[…] What is journalism if it doesn’t inform but merely repeats and affirms what we already know?”
“Every year, the jury is astonished by the repetition of subjects and the lack of variety in the coverage” … “Your best chance of winning is if you are american, male and white shooting black and white”
“The overwhelming impression from the vast volume of images is that photojournalism (as a format for interpreting the world) is trying to be relevant by copying itself rather than by observing the world.”
You can watch the full speech here or below.
Being a woman is a great advantage…
Lynsey Addario, American photojournalist, has often stated that she sees being a woman as a distinct advantage in places like Afghanistan, where she spent a lot of time shooting during the Taliban days and subsequent conflict there.
“As a woman I have access to both women and men … I’m often underestimated, in a way that my male colleagues are not.”
Her book, It’s What I Do, is a great read.
Sean Brokenshire tells of a situation overseas where a woman who was fleeing for her life was able to disclose what had happened to her to a female worker.
Verónica G. Cárdenas
“After a life-changing car accident, Verónica G. Cárdenas left her job and chased her life passion of becoming a photographer. Challenged with building her portfolio, she embarked on a project to photograph the journey that many migrants use to travel from Honduras to the United States. Verónica’s photos portray asylum seekers more humanely, helping her audience to see the more subtle aspects of their lives. She challenges the photography industry to employ more diversity behind the lens.”
Click Click Bang Bang: A Photography Podcast is written and produced by Meredith Schofield and Toby Forage.

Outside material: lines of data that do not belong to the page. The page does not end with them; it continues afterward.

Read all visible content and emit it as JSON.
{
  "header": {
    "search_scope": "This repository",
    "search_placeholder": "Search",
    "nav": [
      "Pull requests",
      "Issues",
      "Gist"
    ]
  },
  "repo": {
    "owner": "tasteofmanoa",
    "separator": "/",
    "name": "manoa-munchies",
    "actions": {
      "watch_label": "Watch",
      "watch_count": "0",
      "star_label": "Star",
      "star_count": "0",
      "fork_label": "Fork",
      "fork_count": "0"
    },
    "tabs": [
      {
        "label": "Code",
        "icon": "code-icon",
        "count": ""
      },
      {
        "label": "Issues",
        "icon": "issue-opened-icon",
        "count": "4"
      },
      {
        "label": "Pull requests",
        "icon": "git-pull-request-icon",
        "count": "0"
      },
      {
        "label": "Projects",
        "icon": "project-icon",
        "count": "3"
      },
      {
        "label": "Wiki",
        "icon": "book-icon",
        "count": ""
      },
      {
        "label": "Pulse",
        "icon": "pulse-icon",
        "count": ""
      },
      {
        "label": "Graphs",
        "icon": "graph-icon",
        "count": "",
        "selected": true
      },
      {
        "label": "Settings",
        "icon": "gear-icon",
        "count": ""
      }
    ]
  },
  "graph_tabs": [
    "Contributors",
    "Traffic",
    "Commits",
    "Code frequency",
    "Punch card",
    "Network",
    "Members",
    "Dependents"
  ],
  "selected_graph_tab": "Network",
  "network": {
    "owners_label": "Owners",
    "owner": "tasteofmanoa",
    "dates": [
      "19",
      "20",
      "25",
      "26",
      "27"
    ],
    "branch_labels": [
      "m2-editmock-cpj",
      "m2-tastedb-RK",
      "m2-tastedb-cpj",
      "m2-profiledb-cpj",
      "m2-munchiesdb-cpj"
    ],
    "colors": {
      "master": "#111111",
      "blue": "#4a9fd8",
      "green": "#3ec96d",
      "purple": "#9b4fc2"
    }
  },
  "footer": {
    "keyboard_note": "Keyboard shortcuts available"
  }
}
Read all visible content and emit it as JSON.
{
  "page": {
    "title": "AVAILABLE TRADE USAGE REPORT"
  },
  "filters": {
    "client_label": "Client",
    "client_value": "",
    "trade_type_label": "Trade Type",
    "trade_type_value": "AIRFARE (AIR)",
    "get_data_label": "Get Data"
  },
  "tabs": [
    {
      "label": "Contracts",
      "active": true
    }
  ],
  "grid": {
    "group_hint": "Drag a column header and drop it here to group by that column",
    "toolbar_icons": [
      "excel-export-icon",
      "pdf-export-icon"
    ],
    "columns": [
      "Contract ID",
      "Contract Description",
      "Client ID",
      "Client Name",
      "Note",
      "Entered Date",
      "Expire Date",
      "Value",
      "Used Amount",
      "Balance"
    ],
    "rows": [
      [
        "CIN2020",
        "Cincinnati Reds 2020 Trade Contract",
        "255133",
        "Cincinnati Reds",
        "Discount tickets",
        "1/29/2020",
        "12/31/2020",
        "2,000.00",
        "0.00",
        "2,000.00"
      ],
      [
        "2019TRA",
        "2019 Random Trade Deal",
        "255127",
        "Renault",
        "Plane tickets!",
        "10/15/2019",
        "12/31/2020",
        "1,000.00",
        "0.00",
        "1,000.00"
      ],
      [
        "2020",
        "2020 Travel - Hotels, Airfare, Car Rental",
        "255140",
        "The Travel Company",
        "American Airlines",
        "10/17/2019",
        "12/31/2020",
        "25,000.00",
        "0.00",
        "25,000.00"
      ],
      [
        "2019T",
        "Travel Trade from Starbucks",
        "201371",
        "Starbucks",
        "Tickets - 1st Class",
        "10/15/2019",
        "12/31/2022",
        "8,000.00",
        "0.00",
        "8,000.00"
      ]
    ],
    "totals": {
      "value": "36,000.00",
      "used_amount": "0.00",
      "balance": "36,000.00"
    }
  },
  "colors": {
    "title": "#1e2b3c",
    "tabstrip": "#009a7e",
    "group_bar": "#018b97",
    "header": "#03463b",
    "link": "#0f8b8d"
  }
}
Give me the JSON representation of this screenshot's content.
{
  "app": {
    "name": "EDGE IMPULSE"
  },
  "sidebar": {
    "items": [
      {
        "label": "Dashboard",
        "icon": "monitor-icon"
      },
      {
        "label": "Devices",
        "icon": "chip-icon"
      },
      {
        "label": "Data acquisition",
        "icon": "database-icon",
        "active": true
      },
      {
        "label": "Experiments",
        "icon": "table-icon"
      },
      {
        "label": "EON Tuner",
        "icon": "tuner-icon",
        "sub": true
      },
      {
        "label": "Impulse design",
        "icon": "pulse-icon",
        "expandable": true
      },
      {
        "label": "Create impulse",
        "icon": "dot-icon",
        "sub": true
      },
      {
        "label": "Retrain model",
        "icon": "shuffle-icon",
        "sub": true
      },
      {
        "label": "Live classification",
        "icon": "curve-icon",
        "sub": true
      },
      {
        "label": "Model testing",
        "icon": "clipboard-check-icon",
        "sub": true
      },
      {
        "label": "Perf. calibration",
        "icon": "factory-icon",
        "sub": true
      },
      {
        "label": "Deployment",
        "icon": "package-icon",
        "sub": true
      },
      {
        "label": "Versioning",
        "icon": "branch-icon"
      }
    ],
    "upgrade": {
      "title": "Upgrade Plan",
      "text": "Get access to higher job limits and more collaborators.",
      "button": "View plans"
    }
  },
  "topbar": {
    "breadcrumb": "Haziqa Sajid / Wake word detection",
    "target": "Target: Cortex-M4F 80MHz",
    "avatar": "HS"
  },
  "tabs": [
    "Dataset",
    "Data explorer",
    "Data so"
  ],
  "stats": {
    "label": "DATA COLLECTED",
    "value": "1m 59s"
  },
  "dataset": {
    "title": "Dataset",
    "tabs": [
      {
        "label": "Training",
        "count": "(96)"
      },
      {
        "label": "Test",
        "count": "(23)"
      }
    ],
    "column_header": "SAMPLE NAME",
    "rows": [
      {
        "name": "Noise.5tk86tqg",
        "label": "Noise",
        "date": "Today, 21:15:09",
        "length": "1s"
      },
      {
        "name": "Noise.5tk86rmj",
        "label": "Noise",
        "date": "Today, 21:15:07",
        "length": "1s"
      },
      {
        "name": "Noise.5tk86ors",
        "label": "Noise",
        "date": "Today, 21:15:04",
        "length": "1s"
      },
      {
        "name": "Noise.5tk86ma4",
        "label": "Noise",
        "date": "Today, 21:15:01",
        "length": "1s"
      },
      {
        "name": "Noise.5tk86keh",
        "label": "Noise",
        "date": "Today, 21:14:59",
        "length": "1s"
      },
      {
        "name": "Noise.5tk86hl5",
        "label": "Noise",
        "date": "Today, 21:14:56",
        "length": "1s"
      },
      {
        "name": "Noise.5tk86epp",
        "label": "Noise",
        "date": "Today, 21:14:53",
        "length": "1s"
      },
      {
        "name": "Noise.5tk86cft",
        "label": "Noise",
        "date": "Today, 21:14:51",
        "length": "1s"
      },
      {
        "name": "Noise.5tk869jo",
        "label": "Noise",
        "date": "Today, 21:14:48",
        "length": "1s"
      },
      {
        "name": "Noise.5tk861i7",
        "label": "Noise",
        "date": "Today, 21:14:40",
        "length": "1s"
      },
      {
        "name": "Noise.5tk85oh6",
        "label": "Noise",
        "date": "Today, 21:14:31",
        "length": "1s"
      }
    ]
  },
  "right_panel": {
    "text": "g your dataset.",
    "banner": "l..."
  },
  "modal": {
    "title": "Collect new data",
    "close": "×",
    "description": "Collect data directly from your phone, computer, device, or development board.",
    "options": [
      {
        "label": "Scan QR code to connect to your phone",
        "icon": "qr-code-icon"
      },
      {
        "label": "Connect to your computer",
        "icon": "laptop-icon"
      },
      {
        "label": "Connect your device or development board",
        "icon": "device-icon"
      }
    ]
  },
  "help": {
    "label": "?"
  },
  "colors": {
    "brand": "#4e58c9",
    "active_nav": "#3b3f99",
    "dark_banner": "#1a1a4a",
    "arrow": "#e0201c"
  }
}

Edited by Toby Forage
Music by Simon Figliuzzi
Brand design by dingdingding.co
Thanks also to Sean Brokenshire and Bandit for their help in the studio.